WHAT THE TASK ASKS:
What is the number of lines in the entries below that include the word "accent"? Provide the number only.

Items from an interface collection:
▼▼▼

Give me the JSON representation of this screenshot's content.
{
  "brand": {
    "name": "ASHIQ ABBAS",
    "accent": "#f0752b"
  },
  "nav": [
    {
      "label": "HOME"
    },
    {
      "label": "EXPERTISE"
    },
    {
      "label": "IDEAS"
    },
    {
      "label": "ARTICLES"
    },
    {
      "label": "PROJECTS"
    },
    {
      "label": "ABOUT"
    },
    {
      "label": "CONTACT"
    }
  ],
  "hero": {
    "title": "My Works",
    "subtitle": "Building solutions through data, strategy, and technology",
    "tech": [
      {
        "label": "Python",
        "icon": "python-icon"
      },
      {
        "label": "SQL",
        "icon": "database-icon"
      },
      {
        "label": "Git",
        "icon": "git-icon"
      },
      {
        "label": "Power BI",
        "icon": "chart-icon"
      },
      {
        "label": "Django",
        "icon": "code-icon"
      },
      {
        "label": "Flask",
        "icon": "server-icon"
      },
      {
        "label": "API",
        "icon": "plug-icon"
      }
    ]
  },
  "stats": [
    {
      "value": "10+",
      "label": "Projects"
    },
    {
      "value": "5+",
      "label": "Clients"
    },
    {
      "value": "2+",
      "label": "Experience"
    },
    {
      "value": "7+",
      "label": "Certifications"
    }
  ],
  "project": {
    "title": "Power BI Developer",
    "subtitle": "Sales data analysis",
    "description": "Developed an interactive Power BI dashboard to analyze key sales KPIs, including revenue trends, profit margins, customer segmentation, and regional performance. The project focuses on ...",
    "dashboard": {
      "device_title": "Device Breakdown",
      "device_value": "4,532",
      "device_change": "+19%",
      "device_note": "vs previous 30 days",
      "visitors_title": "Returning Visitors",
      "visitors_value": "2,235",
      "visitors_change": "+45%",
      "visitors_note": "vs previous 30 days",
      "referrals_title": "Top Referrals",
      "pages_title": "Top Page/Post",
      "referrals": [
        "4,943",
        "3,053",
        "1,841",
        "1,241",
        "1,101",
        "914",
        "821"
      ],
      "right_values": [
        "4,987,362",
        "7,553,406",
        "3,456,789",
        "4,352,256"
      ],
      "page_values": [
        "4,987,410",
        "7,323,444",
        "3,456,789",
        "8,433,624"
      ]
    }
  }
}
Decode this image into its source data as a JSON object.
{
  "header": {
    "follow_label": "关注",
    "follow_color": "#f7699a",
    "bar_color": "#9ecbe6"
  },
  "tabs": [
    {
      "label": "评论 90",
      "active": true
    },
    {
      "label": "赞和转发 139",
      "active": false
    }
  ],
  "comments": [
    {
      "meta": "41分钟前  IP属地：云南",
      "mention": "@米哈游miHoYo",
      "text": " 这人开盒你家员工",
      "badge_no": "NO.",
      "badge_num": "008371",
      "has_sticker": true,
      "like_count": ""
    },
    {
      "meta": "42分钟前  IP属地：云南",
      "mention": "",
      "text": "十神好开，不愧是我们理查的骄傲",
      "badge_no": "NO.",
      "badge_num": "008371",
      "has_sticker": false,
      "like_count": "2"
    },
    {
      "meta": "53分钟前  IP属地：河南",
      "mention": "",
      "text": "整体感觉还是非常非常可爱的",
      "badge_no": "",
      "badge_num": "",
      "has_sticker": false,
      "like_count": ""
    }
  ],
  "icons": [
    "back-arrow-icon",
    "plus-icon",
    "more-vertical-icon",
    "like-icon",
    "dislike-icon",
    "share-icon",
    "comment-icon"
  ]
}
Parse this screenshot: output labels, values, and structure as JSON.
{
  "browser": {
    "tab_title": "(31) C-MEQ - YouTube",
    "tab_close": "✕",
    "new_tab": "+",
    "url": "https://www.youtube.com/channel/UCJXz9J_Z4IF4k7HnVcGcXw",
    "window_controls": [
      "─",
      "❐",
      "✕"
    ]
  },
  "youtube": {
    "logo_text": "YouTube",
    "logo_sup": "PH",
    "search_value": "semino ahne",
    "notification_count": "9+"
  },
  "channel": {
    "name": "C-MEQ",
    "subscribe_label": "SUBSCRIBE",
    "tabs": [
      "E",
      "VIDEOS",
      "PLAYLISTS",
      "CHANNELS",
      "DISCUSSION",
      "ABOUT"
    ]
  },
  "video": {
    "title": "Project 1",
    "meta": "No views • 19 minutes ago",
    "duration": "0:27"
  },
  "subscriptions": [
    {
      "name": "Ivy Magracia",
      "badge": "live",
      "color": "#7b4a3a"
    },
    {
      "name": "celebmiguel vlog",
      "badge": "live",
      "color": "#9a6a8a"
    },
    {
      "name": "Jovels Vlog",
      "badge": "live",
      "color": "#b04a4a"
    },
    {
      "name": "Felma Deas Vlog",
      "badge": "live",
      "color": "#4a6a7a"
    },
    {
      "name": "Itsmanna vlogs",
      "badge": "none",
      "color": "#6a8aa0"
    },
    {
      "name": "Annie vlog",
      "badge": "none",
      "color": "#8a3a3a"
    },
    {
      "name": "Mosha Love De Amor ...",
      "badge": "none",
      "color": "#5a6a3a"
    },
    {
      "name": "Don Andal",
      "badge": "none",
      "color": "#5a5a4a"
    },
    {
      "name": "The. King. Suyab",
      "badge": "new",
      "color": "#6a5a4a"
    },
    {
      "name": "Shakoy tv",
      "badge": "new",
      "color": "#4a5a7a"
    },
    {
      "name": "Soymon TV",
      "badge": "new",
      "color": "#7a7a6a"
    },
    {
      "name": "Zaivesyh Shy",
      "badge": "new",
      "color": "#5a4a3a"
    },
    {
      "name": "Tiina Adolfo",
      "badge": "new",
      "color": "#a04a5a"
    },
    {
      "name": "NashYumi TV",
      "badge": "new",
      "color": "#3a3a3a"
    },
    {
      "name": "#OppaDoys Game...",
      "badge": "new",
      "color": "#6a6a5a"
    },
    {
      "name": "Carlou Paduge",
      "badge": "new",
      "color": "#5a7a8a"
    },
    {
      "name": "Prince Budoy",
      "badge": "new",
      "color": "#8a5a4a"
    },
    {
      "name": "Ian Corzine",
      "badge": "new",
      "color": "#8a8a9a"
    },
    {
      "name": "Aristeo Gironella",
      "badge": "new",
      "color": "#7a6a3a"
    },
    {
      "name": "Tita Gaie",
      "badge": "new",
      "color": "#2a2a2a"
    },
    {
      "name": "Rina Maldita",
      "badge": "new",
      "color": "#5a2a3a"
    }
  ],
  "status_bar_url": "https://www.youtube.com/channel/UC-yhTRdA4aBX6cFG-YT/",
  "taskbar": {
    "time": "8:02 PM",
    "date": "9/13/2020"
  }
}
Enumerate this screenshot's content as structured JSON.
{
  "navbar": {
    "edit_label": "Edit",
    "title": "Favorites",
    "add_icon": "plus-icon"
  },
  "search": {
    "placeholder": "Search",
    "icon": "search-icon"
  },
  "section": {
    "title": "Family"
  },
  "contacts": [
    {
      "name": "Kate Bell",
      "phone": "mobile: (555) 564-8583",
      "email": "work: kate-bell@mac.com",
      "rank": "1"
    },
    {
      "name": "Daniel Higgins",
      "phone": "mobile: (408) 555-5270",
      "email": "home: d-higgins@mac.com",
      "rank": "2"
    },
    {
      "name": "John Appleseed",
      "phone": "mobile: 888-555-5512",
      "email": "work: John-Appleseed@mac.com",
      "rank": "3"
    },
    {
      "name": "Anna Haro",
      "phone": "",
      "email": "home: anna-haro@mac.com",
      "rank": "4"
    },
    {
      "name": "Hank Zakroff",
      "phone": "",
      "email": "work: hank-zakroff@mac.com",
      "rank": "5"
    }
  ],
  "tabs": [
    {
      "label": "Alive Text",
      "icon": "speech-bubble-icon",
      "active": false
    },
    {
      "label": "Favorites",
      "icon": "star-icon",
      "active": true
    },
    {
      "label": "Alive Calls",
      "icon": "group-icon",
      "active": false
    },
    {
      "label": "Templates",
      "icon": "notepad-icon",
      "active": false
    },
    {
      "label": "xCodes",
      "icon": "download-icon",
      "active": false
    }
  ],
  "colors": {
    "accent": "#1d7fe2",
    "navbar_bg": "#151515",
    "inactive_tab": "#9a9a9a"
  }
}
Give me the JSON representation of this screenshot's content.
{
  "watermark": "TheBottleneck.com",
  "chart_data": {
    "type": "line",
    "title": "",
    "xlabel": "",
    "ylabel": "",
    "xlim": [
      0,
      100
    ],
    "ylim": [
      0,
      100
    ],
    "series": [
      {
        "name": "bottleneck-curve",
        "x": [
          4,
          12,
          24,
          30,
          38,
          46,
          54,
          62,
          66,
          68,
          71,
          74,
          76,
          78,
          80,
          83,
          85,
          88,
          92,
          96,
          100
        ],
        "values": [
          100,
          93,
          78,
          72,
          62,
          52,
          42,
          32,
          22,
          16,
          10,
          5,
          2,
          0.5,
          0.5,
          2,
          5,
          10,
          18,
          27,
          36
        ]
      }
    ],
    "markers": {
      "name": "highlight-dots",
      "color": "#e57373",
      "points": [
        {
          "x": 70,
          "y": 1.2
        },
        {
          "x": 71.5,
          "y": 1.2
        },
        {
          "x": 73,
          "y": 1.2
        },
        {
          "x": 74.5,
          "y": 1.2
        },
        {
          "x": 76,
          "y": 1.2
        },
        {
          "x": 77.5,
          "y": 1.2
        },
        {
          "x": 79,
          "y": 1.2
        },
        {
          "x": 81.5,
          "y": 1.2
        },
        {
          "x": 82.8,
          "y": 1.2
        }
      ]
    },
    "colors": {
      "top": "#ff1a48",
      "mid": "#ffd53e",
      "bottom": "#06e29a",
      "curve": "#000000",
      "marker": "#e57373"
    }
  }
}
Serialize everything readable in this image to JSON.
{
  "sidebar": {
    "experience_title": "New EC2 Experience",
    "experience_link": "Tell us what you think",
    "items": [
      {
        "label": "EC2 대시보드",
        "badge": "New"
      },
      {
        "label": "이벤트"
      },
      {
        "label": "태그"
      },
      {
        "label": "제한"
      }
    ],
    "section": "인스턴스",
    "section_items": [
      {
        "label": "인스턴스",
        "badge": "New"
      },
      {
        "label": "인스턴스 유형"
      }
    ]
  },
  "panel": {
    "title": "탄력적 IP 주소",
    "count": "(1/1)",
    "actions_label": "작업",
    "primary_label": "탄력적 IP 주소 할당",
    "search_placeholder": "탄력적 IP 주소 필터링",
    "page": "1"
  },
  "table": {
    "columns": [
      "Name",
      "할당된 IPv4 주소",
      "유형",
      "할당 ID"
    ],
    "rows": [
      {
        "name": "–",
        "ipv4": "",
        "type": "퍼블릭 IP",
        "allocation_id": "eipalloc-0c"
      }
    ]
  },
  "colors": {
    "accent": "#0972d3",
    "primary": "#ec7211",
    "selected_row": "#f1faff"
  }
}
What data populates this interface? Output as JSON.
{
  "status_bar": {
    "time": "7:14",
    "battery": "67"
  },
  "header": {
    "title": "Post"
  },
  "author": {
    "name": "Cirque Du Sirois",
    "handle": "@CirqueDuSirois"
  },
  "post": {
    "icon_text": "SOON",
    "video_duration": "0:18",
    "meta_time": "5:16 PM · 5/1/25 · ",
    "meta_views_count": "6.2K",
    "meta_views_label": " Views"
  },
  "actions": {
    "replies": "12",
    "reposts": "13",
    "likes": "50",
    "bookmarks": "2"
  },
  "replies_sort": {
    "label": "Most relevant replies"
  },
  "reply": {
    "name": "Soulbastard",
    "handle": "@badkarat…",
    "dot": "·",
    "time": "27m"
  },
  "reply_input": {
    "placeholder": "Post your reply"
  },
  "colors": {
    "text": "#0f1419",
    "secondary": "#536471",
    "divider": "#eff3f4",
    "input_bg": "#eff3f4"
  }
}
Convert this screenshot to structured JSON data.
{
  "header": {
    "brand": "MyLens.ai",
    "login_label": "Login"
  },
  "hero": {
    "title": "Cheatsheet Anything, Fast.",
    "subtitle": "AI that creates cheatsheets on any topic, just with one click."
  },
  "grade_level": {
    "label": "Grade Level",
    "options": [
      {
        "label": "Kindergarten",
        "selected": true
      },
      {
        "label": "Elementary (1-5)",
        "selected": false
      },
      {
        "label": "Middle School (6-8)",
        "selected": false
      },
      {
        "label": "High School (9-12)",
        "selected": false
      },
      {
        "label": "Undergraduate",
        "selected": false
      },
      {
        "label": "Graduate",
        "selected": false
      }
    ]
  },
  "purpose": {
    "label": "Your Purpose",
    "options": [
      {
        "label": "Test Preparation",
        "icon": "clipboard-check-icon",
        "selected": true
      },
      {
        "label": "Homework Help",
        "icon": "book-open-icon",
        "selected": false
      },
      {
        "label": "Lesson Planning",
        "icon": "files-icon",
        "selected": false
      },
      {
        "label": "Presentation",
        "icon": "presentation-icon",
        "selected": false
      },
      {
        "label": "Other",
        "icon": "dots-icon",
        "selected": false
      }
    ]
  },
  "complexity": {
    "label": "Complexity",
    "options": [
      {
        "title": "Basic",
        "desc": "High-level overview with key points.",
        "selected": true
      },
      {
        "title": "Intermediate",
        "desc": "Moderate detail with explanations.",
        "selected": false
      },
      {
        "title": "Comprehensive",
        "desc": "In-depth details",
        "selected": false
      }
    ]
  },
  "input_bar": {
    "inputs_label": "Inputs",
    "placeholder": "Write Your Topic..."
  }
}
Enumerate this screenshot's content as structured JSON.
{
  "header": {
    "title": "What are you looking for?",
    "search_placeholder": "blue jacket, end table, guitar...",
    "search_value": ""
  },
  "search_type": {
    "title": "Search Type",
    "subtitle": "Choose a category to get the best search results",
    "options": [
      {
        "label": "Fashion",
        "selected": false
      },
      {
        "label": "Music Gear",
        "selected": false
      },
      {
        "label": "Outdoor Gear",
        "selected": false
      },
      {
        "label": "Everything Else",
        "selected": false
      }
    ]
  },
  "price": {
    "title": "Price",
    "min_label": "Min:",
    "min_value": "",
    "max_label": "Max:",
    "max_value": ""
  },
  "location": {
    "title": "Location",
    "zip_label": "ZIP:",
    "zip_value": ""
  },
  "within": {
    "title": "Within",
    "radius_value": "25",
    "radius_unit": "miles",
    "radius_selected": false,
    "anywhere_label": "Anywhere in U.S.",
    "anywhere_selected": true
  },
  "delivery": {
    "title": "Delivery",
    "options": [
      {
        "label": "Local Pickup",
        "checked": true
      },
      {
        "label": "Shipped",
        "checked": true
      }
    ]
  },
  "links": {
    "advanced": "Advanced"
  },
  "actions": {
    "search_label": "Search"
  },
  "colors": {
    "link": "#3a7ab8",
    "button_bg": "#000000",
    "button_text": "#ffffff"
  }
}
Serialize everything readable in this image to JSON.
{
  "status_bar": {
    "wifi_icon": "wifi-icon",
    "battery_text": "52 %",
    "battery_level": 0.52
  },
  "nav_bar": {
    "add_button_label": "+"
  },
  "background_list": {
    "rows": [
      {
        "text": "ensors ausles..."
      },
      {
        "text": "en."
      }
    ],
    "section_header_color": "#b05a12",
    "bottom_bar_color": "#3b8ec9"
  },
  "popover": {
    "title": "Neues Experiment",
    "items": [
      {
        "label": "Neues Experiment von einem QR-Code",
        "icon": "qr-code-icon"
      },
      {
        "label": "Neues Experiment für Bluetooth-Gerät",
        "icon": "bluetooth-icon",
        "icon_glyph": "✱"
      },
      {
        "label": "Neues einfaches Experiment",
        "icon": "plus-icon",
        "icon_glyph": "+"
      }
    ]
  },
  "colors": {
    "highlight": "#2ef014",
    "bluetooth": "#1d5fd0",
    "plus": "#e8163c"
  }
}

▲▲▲

SOLUTION FOR THIS EXERCISE:
3